Posts Tagged ‘Stalin’


Of late, the slavish sycophancy of a certain American con man’s followers has become a national scandal. Please consider the following, the doggerel of the day if you will, written by an American “poet,” and then take the very short quiz beneath it.

Heed not those alien, rabble foes,
That tear and rend our land,
Our land was built by Patriots,
Who by their country stand.

And you, today, are your land’s hope
Its savior whom traitors fear;
In you the glowing flame leaps high
That once stirred Paul Revere.

Now, name the object of this piece of poesy (bonus points for naming its author):

  1. Benito Mussolini
  2. V.I. Lenin
  3. Fidel Castro
  4. Francisco Franco
  5. Donald Trump
  6. Adolf Hitler
  7. Nicolas Maduro
  8. Josef Stalin

Scroll down to find the answer.

 

 

 

 

 

 

 

 

 

 

 

 

 

 

 

Sorry, but you (probably) missed the Glorious Leader the “poet” was slavering over: the answer is contestant #6, Hitler.

I’m also sorry that you missed out on the bonus points. The “poet” was Hannah Cushman Howe. (I’d never heard of her, either.)

She was a member of the nose-up-the-butt/nose-in-the-air brigade, and the only unequivocal reference I could find to her with a brief search was in the 1912 edition of Social Register of New York.

She was an early member of the “very fine people” so famously referenced by the current occupant of the White House. In her note to the Dear Leader, accompanying the poem, Cushman Howe said, in part, “. . . America’s enemies . . . I saw them. Jews from Russia, Poland, Italy, and Germany too.”

Just goes to show how similar goose-steppers are in all times and places.

Thanks to BoingBoing’s Love Letters to Hitler for the above-quoted “poem.”

 


“At the moment when I saw our beloved father, Stalin, I lost consciousness.”

–Delegate to a 1930s Soviet Communist Party conference


Corrupted Science front cover“It was very depressing to realize that, when looking around for regimes that have systematically corrupted science within the past century or so, three stood out quite distinctly, head and shoulders above the rest of the herd: Hitler’s Germany, Stalin’s Russia, and Trump’s America. At times when working on the three relevant chapters, I had to remind myself which chapter was the one in front of me: the parallels between the three regimes, in terms of their rigorous attempts to trample honest science underfoot, are as horrifically close as that.”

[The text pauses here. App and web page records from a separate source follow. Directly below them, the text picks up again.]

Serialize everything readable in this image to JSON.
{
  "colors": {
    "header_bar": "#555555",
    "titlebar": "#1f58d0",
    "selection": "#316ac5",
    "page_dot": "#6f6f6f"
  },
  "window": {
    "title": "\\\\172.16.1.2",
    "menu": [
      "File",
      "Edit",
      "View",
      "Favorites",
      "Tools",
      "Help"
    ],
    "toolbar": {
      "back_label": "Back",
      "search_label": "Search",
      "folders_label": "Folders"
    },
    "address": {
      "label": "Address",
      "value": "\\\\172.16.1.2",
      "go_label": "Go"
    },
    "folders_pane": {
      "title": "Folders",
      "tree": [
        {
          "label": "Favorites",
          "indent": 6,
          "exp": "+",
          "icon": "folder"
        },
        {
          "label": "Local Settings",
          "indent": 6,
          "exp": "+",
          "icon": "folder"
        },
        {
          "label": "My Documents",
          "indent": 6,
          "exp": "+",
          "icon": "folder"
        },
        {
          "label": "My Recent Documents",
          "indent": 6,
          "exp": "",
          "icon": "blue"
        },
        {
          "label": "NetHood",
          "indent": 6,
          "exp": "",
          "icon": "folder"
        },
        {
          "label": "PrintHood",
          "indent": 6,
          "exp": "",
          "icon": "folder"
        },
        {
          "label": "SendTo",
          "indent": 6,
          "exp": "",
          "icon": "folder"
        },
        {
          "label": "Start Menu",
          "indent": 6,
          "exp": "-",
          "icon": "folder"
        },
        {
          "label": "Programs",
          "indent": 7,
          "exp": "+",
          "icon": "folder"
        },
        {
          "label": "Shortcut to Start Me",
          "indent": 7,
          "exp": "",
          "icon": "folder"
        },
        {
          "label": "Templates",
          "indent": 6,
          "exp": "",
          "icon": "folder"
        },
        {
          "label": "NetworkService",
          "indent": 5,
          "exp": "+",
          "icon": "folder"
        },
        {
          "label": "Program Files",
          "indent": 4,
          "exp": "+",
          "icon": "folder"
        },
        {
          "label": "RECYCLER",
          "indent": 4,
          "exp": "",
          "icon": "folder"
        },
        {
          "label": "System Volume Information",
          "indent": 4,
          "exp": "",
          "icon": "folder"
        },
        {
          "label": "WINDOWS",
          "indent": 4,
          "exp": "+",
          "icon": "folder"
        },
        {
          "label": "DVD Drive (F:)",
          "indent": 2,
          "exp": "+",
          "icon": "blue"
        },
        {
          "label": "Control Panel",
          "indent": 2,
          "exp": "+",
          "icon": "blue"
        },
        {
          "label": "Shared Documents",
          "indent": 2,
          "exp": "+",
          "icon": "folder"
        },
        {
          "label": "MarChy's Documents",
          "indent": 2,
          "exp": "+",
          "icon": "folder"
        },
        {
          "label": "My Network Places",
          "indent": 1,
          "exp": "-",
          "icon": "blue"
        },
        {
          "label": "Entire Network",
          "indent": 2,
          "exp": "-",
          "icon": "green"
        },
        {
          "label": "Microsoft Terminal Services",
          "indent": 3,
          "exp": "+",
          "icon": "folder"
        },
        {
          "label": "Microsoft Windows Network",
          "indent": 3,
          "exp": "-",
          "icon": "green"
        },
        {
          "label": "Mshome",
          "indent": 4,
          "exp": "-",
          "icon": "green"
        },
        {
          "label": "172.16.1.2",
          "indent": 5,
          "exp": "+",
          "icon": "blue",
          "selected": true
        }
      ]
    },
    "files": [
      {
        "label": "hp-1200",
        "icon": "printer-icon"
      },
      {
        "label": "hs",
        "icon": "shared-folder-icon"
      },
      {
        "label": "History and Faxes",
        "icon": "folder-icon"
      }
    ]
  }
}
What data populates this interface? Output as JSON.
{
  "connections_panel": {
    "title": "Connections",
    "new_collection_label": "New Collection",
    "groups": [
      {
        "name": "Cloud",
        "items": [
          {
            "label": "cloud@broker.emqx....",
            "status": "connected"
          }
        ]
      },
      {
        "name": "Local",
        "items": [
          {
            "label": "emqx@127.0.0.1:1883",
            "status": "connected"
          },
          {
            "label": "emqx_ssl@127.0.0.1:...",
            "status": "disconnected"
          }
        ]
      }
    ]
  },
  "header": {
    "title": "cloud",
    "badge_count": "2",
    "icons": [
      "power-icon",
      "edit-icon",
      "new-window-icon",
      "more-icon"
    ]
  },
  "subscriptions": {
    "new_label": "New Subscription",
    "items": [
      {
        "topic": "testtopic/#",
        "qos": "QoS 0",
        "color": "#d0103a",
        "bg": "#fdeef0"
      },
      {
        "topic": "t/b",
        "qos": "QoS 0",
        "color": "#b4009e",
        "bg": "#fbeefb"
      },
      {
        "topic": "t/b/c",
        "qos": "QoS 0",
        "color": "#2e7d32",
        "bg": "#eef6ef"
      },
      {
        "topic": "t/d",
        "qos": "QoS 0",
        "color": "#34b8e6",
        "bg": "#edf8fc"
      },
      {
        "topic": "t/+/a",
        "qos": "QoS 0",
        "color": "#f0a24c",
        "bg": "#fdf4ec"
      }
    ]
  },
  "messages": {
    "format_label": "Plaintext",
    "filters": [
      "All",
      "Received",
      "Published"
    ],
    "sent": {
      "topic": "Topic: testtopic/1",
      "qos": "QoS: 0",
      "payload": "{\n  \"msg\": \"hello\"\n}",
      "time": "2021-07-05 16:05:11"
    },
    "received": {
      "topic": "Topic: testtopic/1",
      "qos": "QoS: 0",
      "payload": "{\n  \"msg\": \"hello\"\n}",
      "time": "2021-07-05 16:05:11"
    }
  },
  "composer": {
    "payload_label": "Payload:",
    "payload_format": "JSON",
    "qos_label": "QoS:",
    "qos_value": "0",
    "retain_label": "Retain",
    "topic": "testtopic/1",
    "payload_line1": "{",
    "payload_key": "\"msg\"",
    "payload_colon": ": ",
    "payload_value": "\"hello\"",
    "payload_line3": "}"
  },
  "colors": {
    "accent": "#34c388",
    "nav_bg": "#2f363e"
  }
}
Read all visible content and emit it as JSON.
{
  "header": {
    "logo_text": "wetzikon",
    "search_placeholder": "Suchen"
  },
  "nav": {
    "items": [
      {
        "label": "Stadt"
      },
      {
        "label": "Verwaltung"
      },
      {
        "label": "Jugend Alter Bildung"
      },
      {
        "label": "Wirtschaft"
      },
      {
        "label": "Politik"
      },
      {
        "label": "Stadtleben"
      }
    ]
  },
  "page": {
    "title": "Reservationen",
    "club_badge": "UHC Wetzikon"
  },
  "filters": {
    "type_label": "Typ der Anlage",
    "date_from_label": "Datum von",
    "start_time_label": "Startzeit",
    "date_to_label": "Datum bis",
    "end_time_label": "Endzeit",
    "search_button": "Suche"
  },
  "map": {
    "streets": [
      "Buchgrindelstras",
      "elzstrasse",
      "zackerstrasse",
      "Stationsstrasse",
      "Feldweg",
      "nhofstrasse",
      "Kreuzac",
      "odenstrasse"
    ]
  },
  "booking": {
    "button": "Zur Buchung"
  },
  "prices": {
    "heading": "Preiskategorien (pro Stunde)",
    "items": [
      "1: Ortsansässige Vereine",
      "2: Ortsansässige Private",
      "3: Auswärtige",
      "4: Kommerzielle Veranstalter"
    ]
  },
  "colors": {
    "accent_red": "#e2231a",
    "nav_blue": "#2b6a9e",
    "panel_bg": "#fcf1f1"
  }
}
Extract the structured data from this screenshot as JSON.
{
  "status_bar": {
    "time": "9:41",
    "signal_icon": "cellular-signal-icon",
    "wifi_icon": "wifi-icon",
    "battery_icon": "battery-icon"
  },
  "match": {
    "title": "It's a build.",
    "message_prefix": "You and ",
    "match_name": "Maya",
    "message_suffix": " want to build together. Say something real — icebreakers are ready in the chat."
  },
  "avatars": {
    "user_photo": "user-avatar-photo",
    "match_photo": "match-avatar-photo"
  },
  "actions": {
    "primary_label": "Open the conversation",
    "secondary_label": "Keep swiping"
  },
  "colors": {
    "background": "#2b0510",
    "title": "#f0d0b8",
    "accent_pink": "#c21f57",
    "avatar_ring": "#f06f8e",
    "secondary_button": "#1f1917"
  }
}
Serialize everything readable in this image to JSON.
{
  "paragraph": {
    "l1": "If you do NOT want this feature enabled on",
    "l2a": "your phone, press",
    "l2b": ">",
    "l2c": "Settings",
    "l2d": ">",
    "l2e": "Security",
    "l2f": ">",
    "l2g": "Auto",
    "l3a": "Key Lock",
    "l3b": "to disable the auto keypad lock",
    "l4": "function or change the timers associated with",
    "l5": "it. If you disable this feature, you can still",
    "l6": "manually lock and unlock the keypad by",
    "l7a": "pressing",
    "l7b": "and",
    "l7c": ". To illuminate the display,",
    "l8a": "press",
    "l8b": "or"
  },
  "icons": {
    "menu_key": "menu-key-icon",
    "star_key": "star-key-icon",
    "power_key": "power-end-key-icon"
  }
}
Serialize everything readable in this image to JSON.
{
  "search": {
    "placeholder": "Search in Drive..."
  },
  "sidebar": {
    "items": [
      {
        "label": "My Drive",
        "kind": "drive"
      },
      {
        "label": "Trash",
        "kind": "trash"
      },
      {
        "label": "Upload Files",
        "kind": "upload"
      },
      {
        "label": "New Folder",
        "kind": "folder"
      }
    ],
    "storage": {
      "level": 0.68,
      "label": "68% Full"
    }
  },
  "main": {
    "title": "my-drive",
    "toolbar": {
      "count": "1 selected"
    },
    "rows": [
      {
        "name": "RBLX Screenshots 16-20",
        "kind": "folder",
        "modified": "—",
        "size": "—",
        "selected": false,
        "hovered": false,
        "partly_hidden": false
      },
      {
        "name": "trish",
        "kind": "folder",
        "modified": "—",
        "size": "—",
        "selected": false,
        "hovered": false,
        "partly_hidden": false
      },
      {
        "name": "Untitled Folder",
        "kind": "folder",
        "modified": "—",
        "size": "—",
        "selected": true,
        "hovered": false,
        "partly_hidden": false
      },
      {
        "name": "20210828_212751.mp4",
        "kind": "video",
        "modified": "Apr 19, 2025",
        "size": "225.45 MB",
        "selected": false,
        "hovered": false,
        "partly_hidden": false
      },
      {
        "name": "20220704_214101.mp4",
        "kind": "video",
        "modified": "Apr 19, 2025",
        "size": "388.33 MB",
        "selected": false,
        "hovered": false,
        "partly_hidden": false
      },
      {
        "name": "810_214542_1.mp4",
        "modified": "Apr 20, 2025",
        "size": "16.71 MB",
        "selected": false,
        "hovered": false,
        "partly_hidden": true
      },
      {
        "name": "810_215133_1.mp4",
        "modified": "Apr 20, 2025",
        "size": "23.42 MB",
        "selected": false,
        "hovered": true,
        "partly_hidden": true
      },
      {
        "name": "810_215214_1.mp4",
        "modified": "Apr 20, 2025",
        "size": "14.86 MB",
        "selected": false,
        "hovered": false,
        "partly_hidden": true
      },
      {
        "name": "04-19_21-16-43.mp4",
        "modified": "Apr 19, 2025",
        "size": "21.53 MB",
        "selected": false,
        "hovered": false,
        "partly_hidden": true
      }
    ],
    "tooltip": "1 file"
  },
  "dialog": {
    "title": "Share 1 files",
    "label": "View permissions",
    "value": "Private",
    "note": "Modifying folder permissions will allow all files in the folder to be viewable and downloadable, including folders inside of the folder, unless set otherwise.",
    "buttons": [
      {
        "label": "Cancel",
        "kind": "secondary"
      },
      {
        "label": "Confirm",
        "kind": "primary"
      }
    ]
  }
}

— John Grant, referring to his upcoming book, Corrupted Science: Fraud, Ideology, and Politics in Science (revised and expanded), scheduled for May 1, 2018


A century ago, Vladimir Lenin, Leon Trotsky, and their henchmen — Beria, Stalin, et al. — betrayed the Russian people.

They took power in a coup, proclaiming “all power to the soviets,” the soviets being worker-controlled assemblies in manufacturing, transportation, and distribution — worker control of the economy, in other words.

Once in power, Lenin and the Bolsheviks immediately destroyed the soviets, centralizing control in their hands in Moscow.

They instituted the Cheka, the secret police, which murdered over 100,000 people during Lenin’s brief but brutal rule, which ended in 1924.

Lenin (and Trotsky) paved the way for Stalin, through suppression of the soviets, through suppression of independent trade unions, through suppression of political opposition, through suppression of free speech. To pretend that all was well under Lenin is willful ignorance. He paved the way for Stalin.

And there’s no reason to talk further about Stalin. The horrors he committed are well known and were the logical outcome of the dictatorial, one-man rule he inherited from Lenin.

Those who followed, and those who still follow, Lenin (and Stalin), with their patented b.s. — “trust us, we know what we’re doing; it’s for your own good; it’s historically inevitable” — have done more harm to real social emancipation (controlling one’s daily life) than the forces of reaction could ever have dreamed of.

 

 


'Revolutionaries'

This anonymously produced graphic originally appeared in the early 1980s in the SRAF Bulletin.

It’s reproduced here from The Heretic’s Handbook of Quotations.